▶ TASK BRIEF:
From the records below, report the number of lines that contain "opzionali", and add nothing.

Top of TASK DATA

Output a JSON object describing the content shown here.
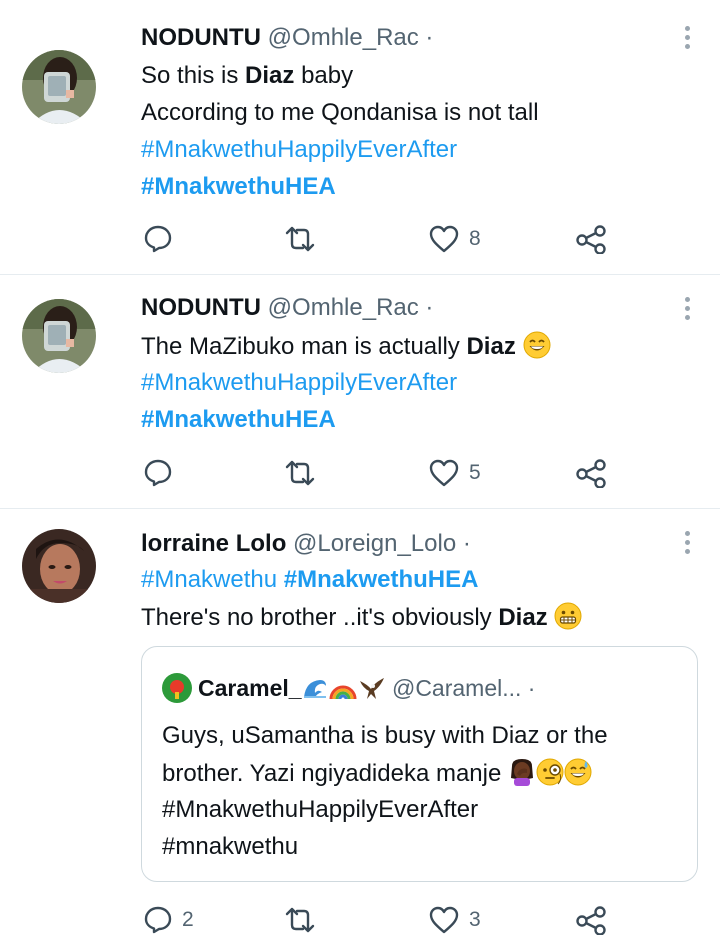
{
  "tweets": [
    {
      "name": "NODUNTU",
      "handle": "@Omhle_Rac",
      "dot": "·",
      "lines": [
        [
          {
            "t": "So this is "
          },
          {
            "t": "Diaz",
            "b": true
          },
          {
            "t": " baby"
          }
        ],
        [
          {
            "t": "According to me Qondanisa is not tall"
          }
        ],
        [
          {
            "t": "#MnakwethuHappilyEverAfter",
            "tag": true
          }
        ],
        [
          {
            "t": "#MnakwethuHEA",
            "tag": true,
            "b": true
          }
        ]
      ],
      "actions": {
        "reply_count": "",
        "retweet_count": "",
        "like_count": "8"
      }
    },
    {
      "name": "NODUNTU",
      "handle": "@Omhle_Rac",
      "dot": "·",
      "lines": [
        [
          {
            "t": "The MaZibuko man is actually "
          },
          {
            "t": "Diaz",
            "b": true
          },
          {
            "emoji": "grinning-squint-face"
          }
        ],
        [
          {
            "t": "#MnakwethuHappilyEverAfter",
            "tag": true
          }
        ],
        [
          {
            "t": "#MnakwethuHEA",
            "tag": true,
            "b": true
          }
        ]
      ],
      "actions": {
        "reply_count": "",
        "retweet_count": "",
        "like_count": "5"
      }
    },
    {
      "name": "lorraine Lolo",
      "handle": "@Loreign_Lolo",
      "dot": "·",
      "lines": [
        [
          {
            "t": "#Mnakwethu",
            "tag": true
          },
          {
            "t": " "
          },
          {
            "t": "#MnakwethuHEA",
            "tag": true,
            "b": true
          }
        ],
        [
          {
            "t": "There's no brother ..it's obviously "
          },
          {
            "t": "Diaz",
            "b": true
          },
          {
            "t": " "
          },
          {
            "emoji": "grimacing-face"
          }
        ]
      ],
      "quote": {
        "name": "Caramel_",
        "name_emojis": [
          "wave-icon",
          "rainbow-icon",
          "eagle-icon"
        ],
        "handle": "@Caramel...",
        "dot": "·",
        "lines": [
          [
            {
              "t": "Guys, uSamantha is busy with Diaz or the"
            }
          ],
          [
            {
              "t": "brother. Yazi ngiyadideka manje "
            },
            {
              "emoji": "person-facepalming"
            },
            {
              "emoji": "face-with-monocle"
            },
            {
              "emoji": "grinning-sweat"
            }
          ],
          [
            {
              "t": "#MnakwethuHappilyEverAfter"
            }
          ],
          [
            {
              "t": "#mnakwethu"
            }
          ]
        ]
      },
      "actions": {
        "reply_count": "2",
        "retweet_count": "",
        "like_count": "3"
      }
    }
  ],
  "colors": {
    "link": "#1d9bf0",
    "text": "#0f1419",
    "secondary": "#536471",
    "divider": "#e6ecf0"
  }
}
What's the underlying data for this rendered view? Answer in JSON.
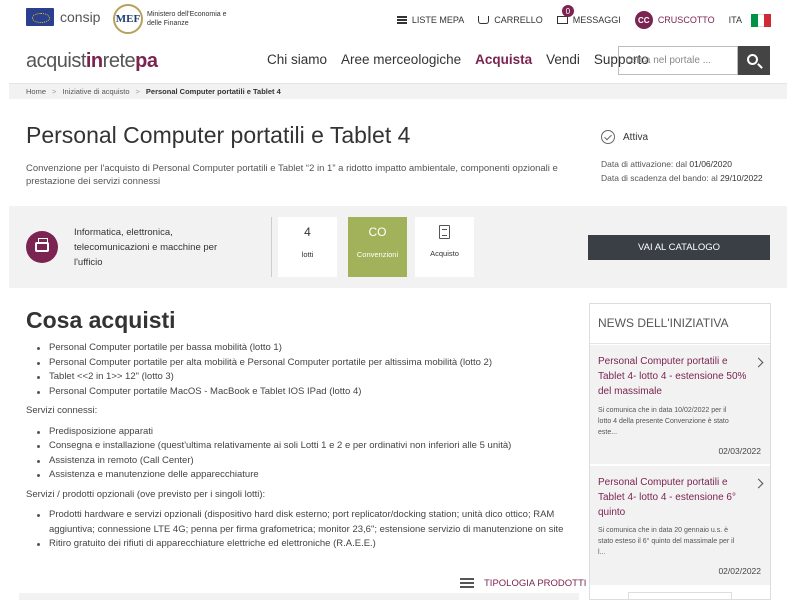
{
  "header": {
    "consip_label": "consip",
    "mef_logo": "MEF",
    "mef_text": "Ministero dell'Economia e delle Finanze",
    "liste_mepa": "LISTE MEPA",
    "carrello": "CARRELLO",
    "messaggi": "MESSAGGI",
    "messaggi_count": "0",
    "avatar_initials": "CC",
    "cruscotto": "CRUSCOTTO",
    "language": "ITA",
    "flag_colors": [
      "#009246",
      "#ffffff",
      "#ce2b37"
    ]
  },
  "nav": {
    "brand_a": "acquist",
    "brand_b": "in",
    "brand_c": "rete",
    "brand_d": "pa",
    "links": [
      "Chi siamo",
      "Aree merceologiche",
      "Acquista",
      "Vendi",
      "Supporto"
    ],
    "active": "Acquista",
    "search_placeholder": "cerca nel portale ..."
  },
  "breadcrumb": [
    "Home",
    "Iniziative di acquisto",
    "Personal Computer portatili e Tablet 4"
  ],
  "page": {
    "title": "Personal Computer portatili e Tablet 4",
    "description": "Convenzione per l'acquisto di Personal Computer portatili e Tablet “2 in 1” a ridotto impatto ambientale, componenti opzionali e prestazione dei servizi connessi",
    "status": "Attiva",
    "activation_label": "Data di attivazione: dal",
    "activation_date": "01/06/2020",
    "expiry_label": "Data di scadenza del bando: al",
    "expiry_date": "29/10/2022"
  },
  "category": {
    "name": "Informatica, elettronica, telecomunicazioni e macchine per l'ufficio",
    "icon": "printer-icon",
    "stats": [
      {
        "value": "4",
        "label": "lotti"
      },
      {
        "value": "CO",
        "label": "Convenzioni"
      },
      {
        "value": "",
        "label": "Acquisto"
      }
    ],
    "catalog_button": "VAI AL CATALOGO",
    "accent": "#a2b25a"
  },
  "content": {
    "title": "Cosa acquisti",
    "products": [
      "Personal Computer portatile per bassa mobilità (lotto 1)",
      "Personal Computer portatile per alta mobilità e Personal Computer portatile per altissima mobilità (lotto 2)",
      "Tablet <<2 in 1>> 12\" (lotto 3)",
      "Personal Computer portatile MacOS - MacBook e Tablet IOS IPad (lotto 4)"
    ],
    "services_heading": "Servizi connessi:",
    "services": [
      "Predisposizione apparati",
      "Consegna e installazione (quest'ultima relativamente ai soli Lotti 1 e 2 e per ordinativi non inferiori alle 5 unità)",
      "Assistenza in remoto (Call Center)",
      "Assistenza e manutenzione delle apparecchiature"
    ],
    "optional_heading": "Servizi / prodotti opzionali (ove previsto per i singoli lotti):",
    "optional": [
      "Prodotti hardware e servizi opzionali (dispositivo hard disk esterno; port replicator/docking station; unità dico ottico; RAM aggiuntiva; connessione LTE 4G; penna per firma grafometrica; monitor 23,6\"; estensione servizio di manutenzione on site",
      "Ritiro gratuito dei rifiuti di apparecchiature elettriche ed elettroniche (R.A.E.E.)"
    ],
    "tipologia": "TIPOLOGIA PRODOTTI"
  },
  "news": {
    "heading": "NEWS DELL'INIZIATIVA",
    "items": [
      {
        "title": "Personal Computer portatili e Tablet 4- lotto 4 - estensione 50% del massimale",
        "body": "Si comunica che in data 10/02/2022 per il lotto 4 della presente Convenzione è stato este...",
        "date": "02/03/2022"
      },
      {
        "title": "Personal Computer portatili e Tablet 4- lotto 4 - estensione 6° quinto",
        "body": "Si comunica che in data 20 gennaio u.s. è stato esteso il 6° quinto del massimale per il l...",
        "date": "02/02/2022"
      }
    ]
  },
  "colors": {
    "brand": "#7b2451",
    "dark_button": "#3a3f45"
  }
}
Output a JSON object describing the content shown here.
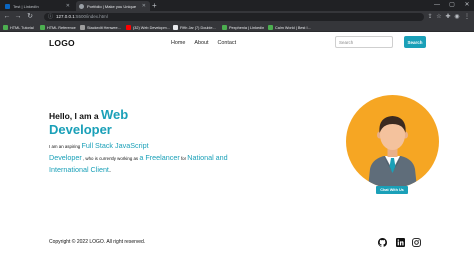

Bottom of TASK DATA

▶ SOLUTION TO THIS EXERCISE:
3